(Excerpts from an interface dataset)
┌────────

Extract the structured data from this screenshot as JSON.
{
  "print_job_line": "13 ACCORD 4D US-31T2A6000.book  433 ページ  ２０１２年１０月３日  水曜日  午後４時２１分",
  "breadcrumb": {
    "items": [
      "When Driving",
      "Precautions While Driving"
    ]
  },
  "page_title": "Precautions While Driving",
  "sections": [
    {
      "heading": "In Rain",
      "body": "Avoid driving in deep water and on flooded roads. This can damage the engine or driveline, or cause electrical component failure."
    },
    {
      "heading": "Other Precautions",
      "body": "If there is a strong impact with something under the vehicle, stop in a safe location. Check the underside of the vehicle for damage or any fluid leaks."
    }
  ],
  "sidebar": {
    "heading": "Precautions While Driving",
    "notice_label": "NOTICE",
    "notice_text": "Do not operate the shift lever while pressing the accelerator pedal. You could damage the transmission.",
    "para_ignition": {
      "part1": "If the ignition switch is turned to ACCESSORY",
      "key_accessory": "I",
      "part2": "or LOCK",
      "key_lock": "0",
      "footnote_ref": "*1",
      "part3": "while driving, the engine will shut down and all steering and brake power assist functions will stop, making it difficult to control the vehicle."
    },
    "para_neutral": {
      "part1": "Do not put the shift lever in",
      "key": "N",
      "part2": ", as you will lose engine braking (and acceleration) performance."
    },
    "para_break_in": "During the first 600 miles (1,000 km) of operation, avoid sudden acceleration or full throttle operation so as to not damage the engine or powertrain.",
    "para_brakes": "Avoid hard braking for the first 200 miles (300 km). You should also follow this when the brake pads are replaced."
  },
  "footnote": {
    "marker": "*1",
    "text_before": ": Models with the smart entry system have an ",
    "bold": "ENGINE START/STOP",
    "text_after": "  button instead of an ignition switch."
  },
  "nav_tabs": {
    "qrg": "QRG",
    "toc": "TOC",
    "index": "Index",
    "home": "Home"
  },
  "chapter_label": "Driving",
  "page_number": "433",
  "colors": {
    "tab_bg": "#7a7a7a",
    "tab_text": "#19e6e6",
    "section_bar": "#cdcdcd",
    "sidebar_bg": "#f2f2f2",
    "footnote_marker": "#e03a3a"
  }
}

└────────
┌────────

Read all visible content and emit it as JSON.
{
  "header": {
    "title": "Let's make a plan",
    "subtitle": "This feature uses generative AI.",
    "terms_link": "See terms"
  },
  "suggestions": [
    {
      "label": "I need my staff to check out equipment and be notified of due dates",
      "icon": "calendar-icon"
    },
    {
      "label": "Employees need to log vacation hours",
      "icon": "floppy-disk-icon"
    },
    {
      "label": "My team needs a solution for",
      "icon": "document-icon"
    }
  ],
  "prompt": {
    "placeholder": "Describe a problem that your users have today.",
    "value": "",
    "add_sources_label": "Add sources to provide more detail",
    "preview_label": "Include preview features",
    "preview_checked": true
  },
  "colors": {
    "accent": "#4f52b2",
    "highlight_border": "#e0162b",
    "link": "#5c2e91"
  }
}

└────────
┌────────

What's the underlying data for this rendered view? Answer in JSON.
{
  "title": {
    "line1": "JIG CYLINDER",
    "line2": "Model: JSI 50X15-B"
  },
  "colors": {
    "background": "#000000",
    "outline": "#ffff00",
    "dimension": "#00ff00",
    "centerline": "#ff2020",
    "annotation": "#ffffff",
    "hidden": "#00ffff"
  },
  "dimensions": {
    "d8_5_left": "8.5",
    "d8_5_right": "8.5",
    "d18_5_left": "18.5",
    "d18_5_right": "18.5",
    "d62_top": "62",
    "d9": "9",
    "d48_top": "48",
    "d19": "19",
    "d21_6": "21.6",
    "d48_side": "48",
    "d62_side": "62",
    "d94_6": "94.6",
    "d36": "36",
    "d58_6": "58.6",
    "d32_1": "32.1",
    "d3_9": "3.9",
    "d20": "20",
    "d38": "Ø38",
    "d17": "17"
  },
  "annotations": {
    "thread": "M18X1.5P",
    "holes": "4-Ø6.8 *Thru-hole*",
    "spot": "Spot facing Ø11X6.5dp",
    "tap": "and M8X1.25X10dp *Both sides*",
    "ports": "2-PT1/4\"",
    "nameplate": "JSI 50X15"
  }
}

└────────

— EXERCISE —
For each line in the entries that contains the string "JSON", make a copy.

— EXERCISE RESPONSE —
Extract the structured data from this screenshot as JSON.
Read all visible content and emit it as JSON.
What's the underlying data for this rendered view? Answer in JSON.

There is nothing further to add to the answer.